■ **EXERCISE OBJECTIVE**: Your result should be the lines holding the word "recipient", copied from the entries below.

■ **DATA EXTRACT**:
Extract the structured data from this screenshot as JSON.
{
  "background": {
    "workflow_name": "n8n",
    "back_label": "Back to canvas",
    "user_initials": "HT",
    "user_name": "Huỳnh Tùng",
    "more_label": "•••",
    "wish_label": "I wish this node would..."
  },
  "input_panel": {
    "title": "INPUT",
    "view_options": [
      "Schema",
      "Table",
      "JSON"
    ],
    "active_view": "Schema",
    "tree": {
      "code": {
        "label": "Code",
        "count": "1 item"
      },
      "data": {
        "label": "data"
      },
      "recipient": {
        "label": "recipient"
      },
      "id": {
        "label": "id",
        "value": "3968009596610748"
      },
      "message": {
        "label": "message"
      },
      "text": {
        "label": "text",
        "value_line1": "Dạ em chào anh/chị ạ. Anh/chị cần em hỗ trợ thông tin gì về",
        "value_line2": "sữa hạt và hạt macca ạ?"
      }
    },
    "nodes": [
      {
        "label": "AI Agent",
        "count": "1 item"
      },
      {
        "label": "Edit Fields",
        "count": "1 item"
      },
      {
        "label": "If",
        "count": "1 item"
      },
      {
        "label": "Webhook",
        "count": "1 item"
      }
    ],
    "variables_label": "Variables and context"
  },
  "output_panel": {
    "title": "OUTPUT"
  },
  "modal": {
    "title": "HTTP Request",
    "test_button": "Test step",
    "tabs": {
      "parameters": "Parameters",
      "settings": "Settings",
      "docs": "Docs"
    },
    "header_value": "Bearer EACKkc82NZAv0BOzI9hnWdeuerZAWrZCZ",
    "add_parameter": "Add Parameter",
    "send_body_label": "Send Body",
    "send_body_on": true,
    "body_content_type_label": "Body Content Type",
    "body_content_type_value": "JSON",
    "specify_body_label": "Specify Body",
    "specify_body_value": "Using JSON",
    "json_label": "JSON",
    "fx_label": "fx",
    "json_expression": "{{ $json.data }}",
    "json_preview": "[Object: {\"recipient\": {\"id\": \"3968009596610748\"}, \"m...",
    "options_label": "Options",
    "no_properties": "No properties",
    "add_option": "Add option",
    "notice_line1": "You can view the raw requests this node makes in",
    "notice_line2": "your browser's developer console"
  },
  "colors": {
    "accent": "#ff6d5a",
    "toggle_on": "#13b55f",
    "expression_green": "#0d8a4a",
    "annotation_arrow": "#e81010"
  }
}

■ **SOLUTION FOR THIS EXERCISE**:
      "recipient": {
        "label": "recipient"
    "json_preview": "[Object: {\"recipient\": {\"id\": \"3968009596610748\"}, \"m...",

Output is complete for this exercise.